What you need to do:
Check every line of the data for the word "header", and copy those that have it.
Segment Start: Dataset records
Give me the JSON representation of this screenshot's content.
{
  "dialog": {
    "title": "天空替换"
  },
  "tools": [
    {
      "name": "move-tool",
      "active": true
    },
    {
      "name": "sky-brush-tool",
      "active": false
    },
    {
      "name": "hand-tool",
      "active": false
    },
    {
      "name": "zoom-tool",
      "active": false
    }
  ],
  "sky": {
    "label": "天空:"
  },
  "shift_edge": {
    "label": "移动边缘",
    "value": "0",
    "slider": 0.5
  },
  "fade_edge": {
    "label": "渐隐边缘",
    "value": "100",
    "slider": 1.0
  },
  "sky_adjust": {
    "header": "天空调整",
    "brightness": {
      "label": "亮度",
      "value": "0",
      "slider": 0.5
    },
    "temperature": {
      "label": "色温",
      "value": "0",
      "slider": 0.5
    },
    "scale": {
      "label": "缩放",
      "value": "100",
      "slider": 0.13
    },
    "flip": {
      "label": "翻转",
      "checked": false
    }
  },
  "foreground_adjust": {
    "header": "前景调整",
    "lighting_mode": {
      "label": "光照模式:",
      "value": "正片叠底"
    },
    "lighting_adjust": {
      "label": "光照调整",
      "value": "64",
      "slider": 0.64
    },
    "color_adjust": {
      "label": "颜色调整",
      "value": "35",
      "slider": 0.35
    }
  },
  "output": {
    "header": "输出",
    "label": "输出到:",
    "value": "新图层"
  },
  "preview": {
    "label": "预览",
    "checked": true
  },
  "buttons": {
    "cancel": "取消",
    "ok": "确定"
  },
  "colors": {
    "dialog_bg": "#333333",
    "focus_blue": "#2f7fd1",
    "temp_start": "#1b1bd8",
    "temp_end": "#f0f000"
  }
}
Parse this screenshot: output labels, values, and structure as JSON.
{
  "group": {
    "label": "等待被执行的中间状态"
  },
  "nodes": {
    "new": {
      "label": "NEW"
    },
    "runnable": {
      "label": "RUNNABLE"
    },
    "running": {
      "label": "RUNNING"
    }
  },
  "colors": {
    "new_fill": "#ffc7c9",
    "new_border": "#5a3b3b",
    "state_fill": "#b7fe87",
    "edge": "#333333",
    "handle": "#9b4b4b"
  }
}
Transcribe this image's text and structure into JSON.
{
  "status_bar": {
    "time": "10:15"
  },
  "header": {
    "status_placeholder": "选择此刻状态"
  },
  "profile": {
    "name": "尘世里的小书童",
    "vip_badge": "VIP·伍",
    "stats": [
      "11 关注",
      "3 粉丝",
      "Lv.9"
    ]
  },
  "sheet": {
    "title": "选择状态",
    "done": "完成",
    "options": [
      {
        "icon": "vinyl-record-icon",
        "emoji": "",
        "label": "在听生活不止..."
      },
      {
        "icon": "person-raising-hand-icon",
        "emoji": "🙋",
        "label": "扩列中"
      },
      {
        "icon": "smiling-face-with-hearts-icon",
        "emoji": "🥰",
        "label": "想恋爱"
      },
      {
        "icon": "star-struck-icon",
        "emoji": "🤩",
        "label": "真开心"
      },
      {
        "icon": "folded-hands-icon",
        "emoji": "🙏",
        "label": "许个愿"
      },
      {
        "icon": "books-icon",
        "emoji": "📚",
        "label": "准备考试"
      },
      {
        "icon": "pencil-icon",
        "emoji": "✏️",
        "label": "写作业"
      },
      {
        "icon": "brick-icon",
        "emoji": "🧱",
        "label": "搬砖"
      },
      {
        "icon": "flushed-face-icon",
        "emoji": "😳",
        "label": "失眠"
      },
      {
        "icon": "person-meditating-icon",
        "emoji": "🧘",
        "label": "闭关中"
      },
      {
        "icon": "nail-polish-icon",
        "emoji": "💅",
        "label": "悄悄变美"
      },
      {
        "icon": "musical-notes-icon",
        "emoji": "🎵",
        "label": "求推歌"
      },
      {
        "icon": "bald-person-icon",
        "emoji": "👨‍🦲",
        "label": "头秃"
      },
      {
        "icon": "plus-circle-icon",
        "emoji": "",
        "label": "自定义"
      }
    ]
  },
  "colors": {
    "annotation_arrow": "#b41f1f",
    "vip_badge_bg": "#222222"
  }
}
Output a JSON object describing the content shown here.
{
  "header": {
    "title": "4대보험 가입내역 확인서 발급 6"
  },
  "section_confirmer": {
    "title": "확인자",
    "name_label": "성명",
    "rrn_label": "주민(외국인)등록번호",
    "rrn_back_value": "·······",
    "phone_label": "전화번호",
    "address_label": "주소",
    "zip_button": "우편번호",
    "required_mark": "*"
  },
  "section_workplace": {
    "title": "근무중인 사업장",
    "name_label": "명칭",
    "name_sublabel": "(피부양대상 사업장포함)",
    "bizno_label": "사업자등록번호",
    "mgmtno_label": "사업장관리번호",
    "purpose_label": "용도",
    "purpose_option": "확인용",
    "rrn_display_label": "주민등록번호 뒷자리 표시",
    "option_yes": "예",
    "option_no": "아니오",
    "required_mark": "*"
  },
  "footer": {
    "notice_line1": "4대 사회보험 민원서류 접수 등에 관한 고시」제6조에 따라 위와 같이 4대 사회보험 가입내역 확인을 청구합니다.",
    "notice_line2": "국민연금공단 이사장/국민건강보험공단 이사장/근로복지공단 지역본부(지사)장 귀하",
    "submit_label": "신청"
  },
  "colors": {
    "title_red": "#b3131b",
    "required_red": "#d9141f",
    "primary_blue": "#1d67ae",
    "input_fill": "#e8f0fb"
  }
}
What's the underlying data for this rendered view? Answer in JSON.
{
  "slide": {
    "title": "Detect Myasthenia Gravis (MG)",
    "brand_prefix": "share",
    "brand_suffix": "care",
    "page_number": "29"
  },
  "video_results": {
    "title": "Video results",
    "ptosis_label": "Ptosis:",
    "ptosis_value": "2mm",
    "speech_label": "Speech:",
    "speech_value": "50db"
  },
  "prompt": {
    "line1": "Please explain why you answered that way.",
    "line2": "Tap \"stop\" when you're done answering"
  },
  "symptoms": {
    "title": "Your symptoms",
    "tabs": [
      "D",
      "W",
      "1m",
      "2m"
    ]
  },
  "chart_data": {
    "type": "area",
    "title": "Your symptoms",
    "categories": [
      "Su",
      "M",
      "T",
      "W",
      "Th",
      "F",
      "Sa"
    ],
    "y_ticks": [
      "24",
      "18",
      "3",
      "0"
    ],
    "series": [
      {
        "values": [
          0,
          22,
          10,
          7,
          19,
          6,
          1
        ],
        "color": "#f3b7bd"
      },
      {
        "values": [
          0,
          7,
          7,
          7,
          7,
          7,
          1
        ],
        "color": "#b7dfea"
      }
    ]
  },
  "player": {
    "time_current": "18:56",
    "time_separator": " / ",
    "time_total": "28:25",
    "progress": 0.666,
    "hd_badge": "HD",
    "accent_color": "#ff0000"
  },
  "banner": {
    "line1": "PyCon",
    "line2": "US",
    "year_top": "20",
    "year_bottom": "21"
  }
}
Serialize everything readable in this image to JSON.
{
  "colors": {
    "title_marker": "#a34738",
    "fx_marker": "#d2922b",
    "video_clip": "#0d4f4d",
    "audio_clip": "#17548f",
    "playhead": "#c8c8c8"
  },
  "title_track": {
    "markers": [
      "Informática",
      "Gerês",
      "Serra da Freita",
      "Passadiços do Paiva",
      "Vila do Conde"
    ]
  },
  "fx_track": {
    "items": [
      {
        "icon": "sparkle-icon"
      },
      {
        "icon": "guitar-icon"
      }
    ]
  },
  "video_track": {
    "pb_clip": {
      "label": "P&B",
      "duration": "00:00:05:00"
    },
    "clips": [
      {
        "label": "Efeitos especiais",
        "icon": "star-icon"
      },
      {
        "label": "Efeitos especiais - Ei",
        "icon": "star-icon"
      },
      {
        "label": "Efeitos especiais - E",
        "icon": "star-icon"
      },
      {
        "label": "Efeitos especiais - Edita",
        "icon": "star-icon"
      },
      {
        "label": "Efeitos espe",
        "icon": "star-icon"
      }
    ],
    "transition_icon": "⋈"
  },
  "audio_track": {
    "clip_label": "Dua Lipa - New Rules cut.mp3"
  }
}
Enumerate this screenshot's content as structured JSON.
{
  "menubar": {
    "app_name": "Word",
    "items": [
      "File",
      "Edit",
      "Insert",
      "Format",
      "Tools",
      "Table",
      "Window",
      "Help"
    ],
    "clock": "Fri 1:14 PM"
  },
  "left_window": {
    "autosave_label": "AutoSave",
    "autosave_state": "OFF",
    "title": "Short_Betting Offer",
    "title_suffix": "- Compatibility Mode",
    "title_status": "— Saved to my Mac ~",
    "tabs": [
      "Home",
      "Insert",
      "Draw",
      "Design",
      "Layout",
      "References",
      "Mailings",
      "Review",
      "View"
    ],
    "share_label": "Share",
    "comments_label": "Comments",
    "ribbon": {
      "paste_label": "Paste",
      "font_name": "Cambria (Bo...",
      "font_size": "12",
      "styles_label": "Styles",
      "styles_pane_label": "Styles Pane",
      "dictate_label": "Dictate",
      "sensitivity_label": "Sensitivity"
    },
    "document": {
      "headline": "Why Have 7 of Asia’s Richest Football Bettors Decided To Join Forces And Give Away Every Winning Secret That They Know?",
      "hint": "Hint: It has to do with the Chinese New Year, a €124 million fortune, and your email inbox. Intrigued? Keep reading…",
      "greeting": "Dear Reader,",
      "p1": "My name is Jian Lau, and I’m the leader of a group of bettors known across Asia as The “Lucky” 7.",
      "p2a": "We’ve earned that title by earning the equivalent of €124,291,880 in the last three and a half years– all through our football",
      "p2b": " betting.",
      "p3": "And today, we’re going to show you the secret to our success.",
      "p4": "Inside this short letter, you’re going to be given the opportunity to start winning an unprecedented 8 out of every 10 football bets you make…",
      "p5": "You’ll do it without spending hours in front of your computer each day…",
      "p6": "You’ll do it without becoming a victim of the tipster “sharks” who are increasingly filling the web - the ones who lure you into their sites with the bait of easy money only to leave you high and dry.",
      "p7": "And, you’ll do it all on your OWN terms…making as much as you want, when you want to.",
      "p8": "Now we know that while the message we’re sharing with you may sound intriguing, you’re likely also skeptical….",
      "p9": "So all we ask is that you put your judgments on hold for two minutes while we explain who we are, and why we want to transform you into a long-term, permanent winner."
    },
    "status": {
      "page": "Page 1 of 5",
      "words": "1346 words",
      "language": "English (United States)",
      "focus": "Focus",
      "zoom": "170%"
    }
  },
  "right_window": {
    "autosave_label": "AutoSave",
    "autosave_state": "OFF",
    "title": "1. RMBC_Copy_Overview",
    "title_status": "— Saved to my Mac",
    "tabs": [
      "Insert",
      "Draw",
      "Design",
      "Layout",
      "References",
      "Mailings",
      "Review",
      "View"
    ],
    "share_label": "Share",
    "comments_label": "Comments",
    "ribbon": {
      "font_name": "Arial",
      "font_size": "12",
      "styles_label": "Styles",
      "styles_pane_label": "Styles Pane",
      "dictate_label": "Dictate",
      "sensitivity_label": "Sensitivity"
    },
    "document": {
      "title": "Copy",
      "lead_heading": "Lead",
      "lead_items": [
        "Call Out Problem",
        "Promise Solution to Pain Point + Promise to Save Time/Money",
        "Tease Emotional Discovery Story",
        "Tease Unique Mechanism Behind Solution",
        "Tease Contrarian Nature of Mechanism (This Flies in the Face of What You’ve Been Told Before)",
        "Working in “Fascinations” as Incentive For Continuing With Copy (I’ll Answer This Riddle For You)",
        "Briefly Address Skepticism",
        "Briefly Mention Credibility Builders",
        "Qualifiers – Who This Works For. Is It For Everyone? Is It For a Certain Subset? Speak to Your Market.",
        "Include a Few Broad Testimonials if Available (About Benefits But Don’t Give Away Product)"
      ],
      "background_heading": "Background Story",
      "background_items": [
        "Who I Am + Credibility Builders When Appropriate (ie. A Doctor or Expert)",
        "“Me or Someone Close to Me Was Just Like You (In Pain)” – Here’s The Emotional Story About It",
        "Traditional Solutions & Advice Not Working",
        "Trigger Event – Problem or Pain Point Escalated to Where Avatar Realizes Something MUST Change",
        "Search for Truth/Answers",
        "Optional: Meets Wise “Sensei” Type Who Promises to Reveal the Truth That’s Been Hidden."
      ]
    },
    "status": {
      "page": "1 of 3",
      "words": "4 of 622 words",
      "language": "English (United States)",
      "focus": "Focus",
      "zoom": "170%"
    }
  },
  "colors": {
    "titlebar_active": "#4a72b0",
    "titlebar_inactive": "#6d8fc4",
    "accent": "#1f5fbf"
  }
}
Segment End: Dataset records
Task answer:
    "header": "天空调整",
    "header": "前景调整",
    "header": "输出",
  "header": {
  "header": {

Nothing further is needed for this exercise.